There’s a post on the HuffPo tonight from Robert F. Kennedy, Jr., who recently endorsed Hillary Clinton, about the Hillary Haters and how they are not unlike the Roosevelt haters back in the ’30’s. Kennedy makes some valid points and presents an interesting look back at history.
It’s well worth the read. Here’s a few quips:
The intense hatred of the Roosevelts was a dominant feature in the American political landscape during the decade of the 1930s and prompted efforts to impeach him and even a plot to depose him by a military coup planned by high ranking officers of Wall Street’s richest corporations, including Goodyear, Bethlehem Steel, JP Morgan, and DuPont. The “vast right wing conspiracy” had its own Richard Mellon Scaife. Robert Clark, one of Wall Street’s richest bankers and stock brokers pledged half of his $60 million fortune to help finance the coup. His deputy, former Commander Gerald Macguire of the American Legion, a Wall Street bond broker, equated Roosevelt’s reforms to Communism and explained the purpose of the coup to a co-conspirator, “We need a fascist government in this country to save the nation from the Communists who want to tear it down and wreck everything we have built in America.” The 1933 coup attempt was only averted by the courage of General Smedley Butler, the popular World War I warrior who had been tapped by Wall Street to lead the plot and who instead exposed and denounced it.

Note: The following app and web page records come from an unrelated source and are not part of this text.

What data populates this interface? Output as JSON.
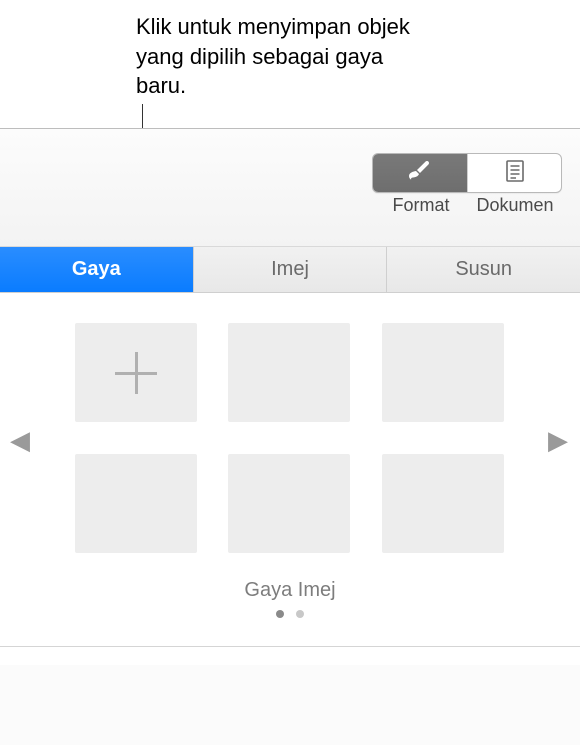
{
  "callout": {
    "text": "Klik untuk menyimpan objek yang dipilih sebagai gaya baru."
  },
  "toolbar": {
    "format_label": "Format",
    "document_label": "Dokumen"
  },
  "tabs": {
    "style": "Gaya",
    "image": "Imej",
    "arrange": "Susun"
  },
  "styles": {
    "caption": "Gaya Imej",
    "pages": 2,
    "active_page": 0
  },
  "icons": {
    "brush": "format-brush-icon",
    "document": "document-icon",
    "plus": "add-style-icon",
    "chevron_left": "chevron-left-icon",
    "chevron_right": "chevron-right-icon"
  }
}
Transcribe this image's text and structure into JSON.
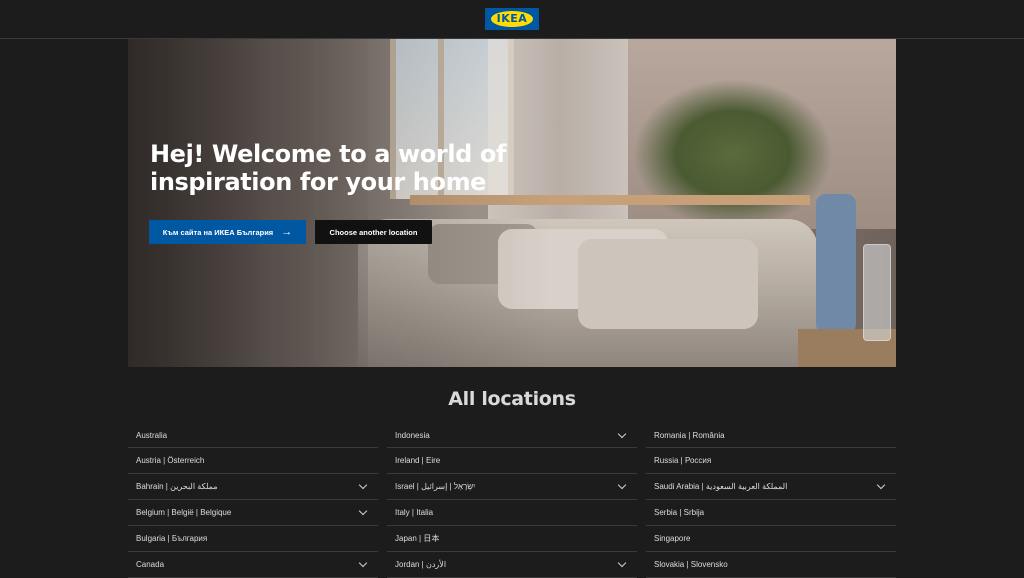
{
  "header": {
    "logo_text": "IKEA"
  },
  "hero": {
    "title": "Hej! Welcome to a world of inspiration for your home",
    "primary_button": "Към сайта на ИКЕА България",
    "secondary_button": "Choose another location"
  },
  "locations": {
    "title": "All locations",
    "columns": [
      [
        {
          "label": "Australia",
          "expandable": false
        },
        {
          "label": "Austria | Österreich",
          "expandable": false
        },
        {
          "label": "Bahrain | مملكة البحرين",
          "expandable": true
        },
        {
          "label": "Belgium | België | Belgique",
          "expandable": true
        },
        {
          "label": "Bulgaria | България",
          "expandable": false
        },
        {
          "label": "Canada",
          "expandable": true
        }
      ],
      [
        {
          "label": "Indonesia",
          "expandable": true
        },
        {
          "label": "Ireland | Eire",
          "expandable": false
        },
        {
          "label": "Israel | יִשְׂרָאֵל | إسرائيل",
          "expandable": true
        },
        {
          "label": "Italy | Italia",
          "expandable": false
        },
        {
          "label": "Japan | 日本",
          "expandable": false
        },
        {
          "label": "Jordan | الأردن",
          "expandable": true
        }
      ],
      [
        {
          "label": "Romania | România",
          "expandable": false
        },
        {
          "label": "Russia | Россия",
          "expandable": false
        },
        {
          "label": "Saudi Arabia | المملكة العربية السعودية",
          "expandable": true
        },
        {
          "label": "Serbia | Srbija",
          "expandable": false
        },
        {
          "label": "Singapore",
          "expandable": false
        },
        {
          "label": "Slovakia | Slovensko",
          "expandable": false
        }
      ]
    ]
  },
  "colors": {
    "background": "#1c1c1c",
    "brand_blue": "#0058a3",
    "brand_yellow": "#ffdb00"
  }
}
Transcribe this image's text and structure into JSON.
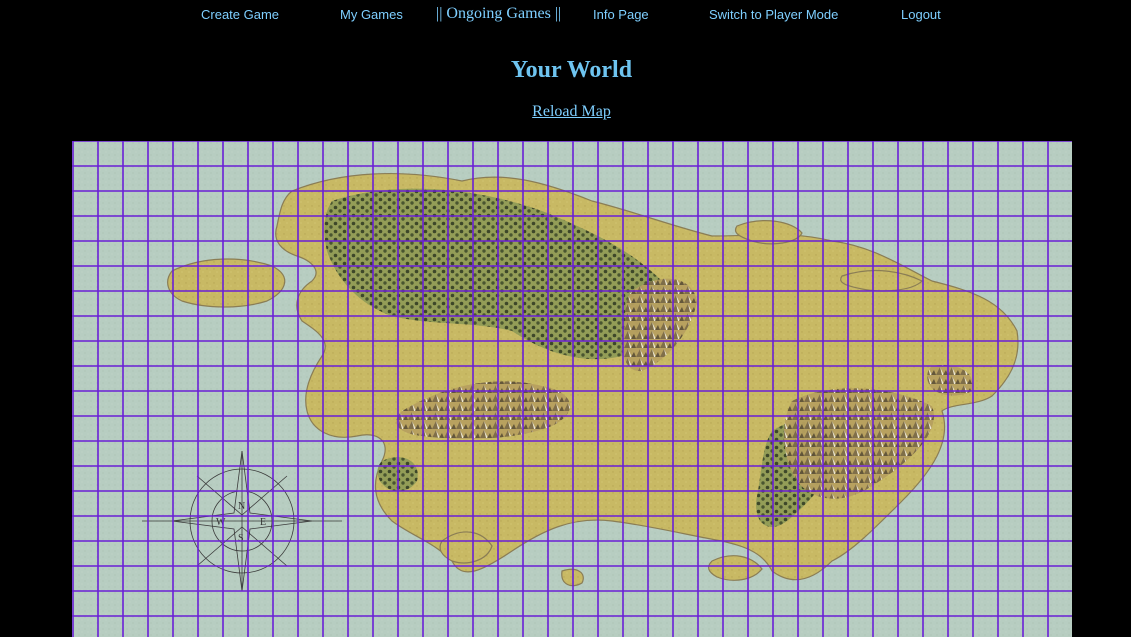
{
  "nav": {
    "create_game": "Create Game",
    "my_games": "My Games",
    "ongoing_games": "|| Ongoing Games ||",
    "info_page": "Info Page",
    "switch_mode": "Switch to Player Mode",
    "logout": "Logout"
  },
  "page": {
    "title": "Your World",
    "reload_link": "Reload Map"
  },
  "map": {
    "compass_letters": [
      "N",
      "E",
      "S",
      "W"
    ]
  },
  "colors": {
    "link": "#7ecfff",
    "title": "#6ec4f0",
    "background": "#000000",
    "grid_line": "#6a1fd6",
    "sea": "#b9cfc4",
    "land": "#c9b962",
    "forest": "#2f3a22",
    "mountain": "#8a7a5a"
  }
}
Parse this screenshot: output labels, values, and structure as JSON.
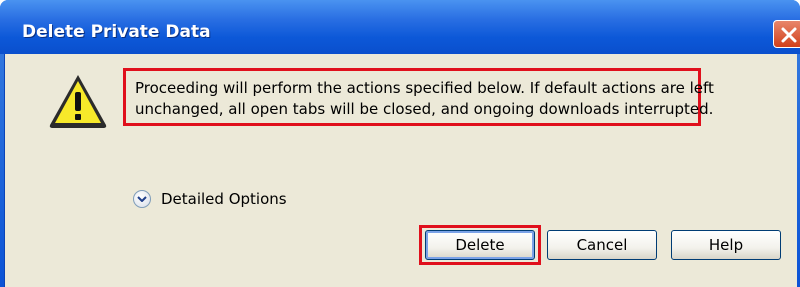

“People in power with privilege don’t want to be challenged at all,” Hillary told me recently as we discussed the repetitive rhythms of history. “FDR’s policies rescued capitalism, thereby saving the fortunes and restoring the incomes of so many of the same people who would curse his name over the dinner table. They somehow still felt threatened because they don’t like to be questioned.”
“And there is something of the same going on today. If you challenge the pharmaceutical companies, the health insurance companies, if you think investment fund managers should be taxed at the same rate as nurses and firefighters, you run into this vitriolic response.”
Irrational hatred was the powerful drug that intoxicated the Gingrich Congress to impeach President Bill Clinton at the time when he enjoyed 65% popularity with the American people and had steered the nation through eight years of peace and unprecedented prosperity.
Hillary’s supporters should be heartened by the fact that intense hatred is often accompanied by equally strong support. Roosevelt won four landslide victories against his opponents and crafted the architecture for the most humane, successful, generous features of modern American government.
They can also take comfort in Hillary’s proven ability to transform intense hatred into loyal support. I recently toured upstate New York’s traditionally Republican counties which she has transformed through leadership and political acumen, into rock solid Hillary Clinton strongholds.
With a playful wink she told me, “One of my favorite pins in my political pin collection is “I Don’t Like Eleanor Either.” It reminds her that it’s not just the president who is targeted by the haters. But “about anybody who cares about and stands up and fights for the changes that our country needs to have.”
Our country desperately needs change. I’m not inclined to think that any of the Dems running for the nomination won’t deliver that change. I’m also not inclined to think that any of them aren’t worthy of the office. When all is said and done after the primaries, we’ll all be on the same team. Let’s keep that in mind and remember that the Republican’s will go after anything and everything. We better get a tougher skin.
No matter who we put in the White House in ’08, the Republicans will continue their opposition to the Democratic Party and all who, as Clinton says “who cares about and stands up and fights for the changes that our country needs to have.” We saw this happen in the last election with Kerry. In many ways, they target Clinton in the same way they targeted Kerry. I’ve said this here before.
We all want change. Go out and get involved.